<<<<

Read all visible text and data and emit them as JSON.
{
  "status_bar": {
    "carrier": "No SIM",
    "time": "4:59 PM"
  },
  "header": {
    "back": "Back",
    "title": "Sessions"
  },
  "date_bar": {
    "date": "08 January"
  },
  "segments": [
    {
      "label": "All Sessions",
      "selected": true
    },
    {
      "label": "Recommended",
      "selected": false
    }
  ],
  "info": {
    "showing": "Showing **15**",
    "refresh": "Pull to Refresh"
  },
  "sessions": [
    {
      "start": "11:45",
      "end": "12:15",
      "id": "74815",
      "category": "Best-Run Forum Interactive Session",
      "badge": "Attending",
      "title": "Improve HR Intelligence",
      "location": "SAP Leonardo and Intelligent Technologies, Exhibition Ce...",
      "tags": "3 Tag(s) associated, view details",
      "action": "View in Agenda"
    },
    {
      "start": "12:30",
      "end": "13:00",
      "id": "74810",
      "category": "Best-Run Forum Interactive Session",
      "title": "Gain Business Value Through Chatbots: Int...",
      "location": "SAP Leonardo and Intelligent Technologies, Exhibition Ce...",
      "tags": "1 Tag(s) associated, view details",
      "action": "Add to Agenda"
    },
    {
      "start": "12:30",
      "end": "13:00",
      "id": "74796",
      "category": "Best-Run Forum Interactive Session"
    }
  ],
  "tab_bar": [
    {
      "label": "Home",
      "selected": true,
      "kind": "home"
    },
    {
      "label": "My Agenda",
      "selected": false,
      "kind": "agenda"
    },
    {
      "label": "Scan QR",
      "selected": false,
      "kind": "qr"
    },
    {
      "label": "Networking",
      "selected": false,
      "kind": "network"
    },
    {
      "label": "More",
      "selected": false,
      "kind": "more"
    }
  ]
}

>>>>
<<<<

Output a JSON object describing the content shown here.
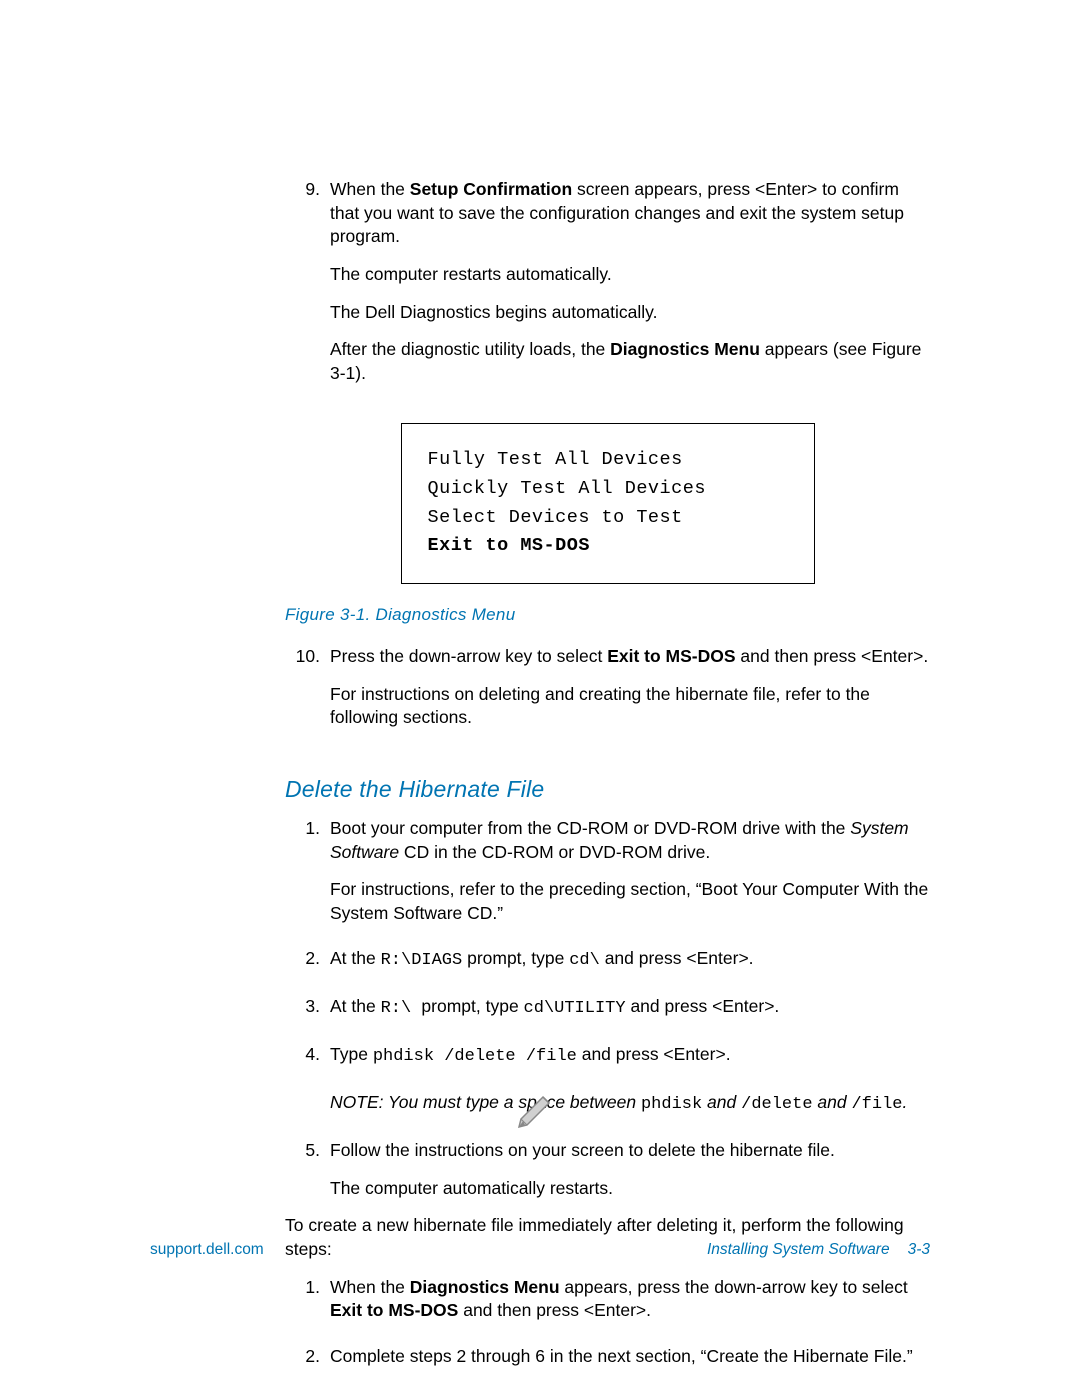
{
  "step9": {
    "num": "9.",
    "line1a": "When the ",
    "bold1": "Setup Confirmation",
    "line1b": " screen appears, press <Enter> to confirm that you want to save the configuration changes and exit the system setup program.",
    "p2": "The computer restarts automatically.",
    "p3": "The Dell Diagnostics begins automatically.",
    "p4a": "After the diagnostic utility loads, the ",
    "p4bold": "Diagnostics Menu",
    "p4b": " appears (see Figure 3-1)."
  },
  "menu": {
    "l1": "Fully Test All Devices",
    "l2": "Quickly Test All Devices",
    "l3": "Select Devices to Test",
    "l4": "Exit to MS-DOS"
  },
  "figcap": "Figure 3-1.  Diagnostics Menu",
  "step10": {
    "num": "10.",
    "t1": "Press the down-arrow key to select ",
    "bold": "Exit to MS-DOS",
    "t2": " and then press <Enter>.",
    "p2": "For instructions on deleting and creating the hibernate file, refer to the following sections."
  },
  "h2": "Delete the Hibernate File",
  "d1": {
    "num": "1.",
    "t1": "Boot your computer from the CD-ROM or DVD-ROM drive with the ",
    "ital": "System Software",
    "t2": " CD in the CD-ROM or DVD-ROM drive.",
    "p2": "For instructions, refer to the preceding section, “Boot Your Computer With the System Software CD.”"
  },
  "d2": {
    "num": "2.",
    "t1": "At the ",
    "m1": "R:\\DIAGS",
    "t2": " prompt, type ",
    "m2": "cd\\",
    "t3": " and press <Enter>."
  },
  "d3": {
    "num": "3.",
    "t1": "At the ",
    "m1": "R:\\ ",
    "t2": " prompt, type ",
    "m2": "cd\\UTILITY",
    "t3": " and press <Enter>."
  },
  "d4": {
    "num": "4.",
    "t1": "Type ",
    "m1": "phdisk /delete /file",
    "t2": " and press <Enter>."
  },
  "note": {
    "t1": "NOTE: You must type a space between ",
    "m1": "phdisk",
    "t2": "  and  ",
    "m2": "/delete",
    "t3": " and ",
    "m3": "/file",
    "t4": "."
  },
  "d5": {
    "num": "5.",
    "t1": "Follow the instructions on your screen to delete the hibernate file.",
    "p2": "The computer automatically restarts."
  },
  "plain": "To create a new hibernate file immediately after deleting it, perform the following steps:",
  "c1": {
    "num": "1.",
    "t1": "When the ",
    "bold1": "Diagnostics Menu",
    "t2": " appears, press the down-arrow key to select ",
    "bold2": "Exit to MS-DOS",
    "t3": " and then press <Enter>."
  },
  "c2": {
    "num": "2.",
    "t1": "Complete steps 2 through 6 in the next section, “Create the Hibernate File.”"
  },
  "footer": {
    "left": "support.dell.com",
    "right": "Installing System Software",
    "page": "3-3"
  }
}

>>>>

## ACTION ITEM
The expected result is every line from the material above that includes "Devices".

## PROBLEM SOLUTION
    "l1": "Fully Test All Devices",
    "l2": "Quickly Test All Devices",
    "l3": "Select Devices to Test",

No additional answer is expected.